“The media went after Lalit Modi, then A Raja, then Sharad Pawar and now they are after Bhopal. It will just pass,” said an official whose job it is to manage the perception about the government. He does not think Bhopal would have any long-lasting negative impact on the image of the UPA government.
Quarter of a century after the Bhopal tragedy, the collective conscience of India suddenly seems to have come alive. The fact is that, given India’s legal structure, this was the only possible conclusion of this case, in which the accused were charged with death due to negligence. The moral outrage is just that.
Indian Penal Code (IPC) 304A (causing death by a rash or negligent act) was applied when Salman Khan ran over people, the drunk wife of a colonel smashed her car into an auto and killed two last month in Delhi and yes, when roughly 15,000 were killed by a callous and greedy company. Mind you, if you were a teetotaller who has never jumped a red light in your life and by misfortune killed one in an accident, the same section would apply.
Two points, therefore:)
1) Driving under the influence of alcohol must attract higher punishment – imprisonment, fine and ban on driving for a certain period. If such drivers cause death, they should be charged with murder. Or at least, culpable homicide not amounting to murder. In fact, this was the charge against Salman Khan until the Mumbai high court dropped it.
2) Industrial disasters must lead to heavy fines on the company. Affected people must be compensated handsomely. The fear of the fine must be such on the companies that they would never think of a cost-cutting measure as Union Carbide in Bhopal, which was the direct cause of the disaster.
All these require new laws or modification of existing ones.

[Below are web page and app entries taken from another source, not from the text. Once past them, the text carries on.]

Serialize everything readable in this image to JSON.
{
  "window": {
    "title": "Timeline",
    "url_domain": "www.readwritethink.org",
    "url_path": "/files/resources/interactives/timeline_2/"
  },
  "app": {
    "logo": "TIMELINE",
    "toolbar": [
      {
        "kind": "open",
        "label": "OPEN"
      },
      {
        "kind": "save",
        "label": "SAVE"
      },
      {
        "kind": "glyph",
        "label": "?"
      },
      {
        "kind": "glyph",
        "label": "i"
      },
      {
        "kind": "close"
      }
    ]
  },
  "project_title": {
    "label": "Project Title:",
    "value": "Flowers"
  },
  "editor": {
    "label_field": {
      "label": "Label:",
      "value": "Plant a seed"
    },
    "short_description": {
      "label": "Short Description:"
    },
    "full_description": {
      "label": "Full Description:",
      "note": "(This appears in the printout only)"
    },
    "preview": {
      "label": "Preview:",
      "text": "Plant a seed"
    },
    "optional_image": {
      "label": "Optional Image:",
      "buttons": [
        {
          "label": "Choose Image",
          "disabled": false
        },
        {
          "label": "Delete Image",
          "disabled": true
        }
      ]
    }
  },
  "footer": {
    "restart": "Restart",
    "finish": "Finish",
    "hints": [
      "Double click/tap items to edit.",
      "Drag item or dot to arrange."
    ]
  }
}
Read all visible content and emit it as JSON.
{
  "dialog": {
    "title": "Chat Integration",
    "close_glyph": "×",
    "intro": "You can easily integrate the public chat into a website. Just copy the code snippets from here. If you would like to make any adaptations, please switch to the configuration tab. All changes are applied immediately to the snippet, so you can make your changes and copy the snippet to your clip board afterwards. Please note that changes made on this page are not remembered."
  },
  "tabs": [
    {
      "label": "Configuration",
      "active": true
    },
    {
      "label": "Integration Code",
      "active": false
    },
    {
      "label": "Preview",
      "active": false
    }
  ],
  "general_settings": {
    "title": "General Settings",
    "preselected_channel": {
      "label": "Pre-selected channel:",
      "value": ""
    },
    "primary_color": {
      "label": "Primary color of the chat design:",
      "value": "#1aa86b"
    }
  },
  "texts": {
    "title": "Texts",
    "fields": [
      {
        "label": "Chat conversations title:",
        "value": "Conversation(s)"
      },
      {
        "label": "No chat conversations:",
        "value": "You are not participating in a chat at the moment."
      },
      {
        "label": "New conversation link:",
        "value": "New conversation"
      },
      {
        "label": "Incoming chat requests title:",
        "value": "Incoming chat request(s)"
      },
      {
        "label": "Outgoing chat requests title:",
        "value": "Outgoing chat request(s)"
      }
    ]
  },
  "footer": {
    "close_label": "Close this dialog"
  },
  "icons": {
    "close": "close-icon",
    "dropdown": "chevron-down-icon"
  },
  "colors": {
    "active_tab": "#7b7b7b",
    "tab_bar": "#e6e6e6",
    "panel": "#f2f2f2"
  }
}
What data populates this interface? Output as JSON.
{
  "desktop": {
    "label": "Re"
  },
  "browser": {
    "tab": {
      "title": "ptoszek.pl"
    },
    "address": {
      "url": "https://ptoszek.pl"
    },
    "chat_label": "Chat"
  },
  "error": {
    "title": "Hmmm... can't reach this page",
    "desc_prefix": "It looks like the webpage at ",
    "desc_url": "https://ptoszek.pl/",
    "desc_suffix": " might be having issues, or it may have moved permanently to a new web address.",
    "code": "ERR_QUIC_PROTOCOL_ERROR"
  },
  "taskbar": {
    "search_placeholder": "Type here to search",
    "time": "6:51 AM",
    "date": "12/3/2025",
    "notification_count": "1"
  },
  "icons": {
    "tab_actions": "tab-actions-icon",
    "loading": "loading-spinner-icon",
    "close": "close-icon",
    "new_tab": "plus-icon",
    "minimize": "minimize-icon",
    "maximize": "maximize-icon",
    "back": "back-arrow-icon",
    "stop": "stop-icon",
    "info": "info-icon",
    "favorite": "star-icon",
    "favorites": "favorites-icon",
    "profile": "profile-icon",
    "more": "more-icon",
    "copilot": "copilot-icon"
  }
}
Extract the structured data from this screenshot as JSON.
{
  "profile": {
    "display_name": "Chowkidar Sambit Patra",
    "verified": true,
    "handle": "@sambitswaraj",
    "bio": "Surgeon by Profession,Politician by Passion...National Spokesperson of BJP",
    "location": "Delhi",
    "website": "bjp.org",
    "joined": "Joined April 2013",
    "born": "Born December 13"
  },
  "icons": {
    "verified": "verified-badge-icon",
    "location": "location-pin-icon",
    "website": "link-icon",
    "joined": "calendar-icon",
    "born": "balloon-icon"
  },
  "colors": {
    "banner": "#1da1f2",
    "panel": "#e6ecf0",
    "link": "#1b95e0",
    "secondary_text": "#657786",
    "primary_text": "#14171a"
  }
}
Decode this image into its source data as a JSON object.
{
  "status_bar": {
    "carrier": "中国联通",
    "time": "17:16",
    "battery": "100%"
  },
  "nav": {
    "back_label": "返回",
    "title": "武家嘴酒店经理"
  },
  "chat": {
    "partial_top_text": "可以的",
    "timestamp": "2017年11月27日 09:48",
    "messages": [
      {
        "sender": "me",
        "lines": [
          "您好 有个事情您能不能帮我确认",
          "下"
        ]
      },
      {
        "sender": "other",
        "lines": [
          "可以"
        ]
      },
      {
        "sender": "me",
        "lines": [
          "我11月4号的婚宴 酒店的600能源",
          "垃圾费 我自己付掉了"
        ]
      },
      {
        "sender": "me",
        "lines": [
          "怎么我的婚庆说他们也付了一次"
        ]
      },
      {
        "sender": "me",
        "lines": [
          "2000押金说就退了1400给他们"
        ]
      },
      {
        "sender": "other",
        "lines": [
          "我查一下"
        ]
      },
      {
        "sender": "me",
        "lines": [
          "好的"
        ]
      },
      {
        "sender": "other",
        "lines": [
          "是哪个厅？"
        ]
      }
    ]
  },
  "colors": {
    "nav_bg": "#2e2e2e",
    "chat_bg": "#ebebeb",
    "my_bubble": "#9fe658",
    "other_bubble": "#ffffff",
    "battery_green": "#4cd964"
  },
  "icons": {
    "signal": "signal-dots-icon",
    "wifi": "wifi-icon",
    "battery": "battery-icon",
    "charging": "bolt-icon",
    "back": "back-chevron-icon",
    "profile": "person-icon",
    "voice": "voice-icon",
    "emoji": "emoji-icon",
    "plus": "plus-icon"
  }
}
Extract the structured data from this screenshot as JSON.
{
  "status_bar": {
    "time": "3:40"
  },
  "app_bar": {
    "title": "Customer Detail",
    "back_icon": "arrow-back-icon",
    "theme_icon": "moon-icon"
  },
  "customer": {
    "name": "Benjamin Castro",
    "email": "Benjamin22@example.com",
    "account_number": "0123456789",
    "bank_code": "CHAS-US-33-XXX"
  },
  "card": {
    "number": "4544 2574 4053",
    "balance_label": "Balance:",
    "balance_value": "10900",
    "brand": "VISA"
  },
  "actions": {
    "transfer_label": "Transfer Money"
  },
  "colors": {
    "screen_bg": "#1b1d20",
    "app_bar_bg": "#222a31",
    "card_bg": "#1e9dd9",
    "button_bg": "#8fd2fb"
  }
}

After the current cacophony is over, the media and the civil society groups must try to take the debate to a more meaningful level.
Unfortunately that doesn’t seem to be the direction of the public discourse. The controversy over the nuclear liabilities bill is a pointer. India needs specific laws such as the nuclear liabilities bill to fix responsibilities and ensure immediate compensation to victims in the event of industrial accidents.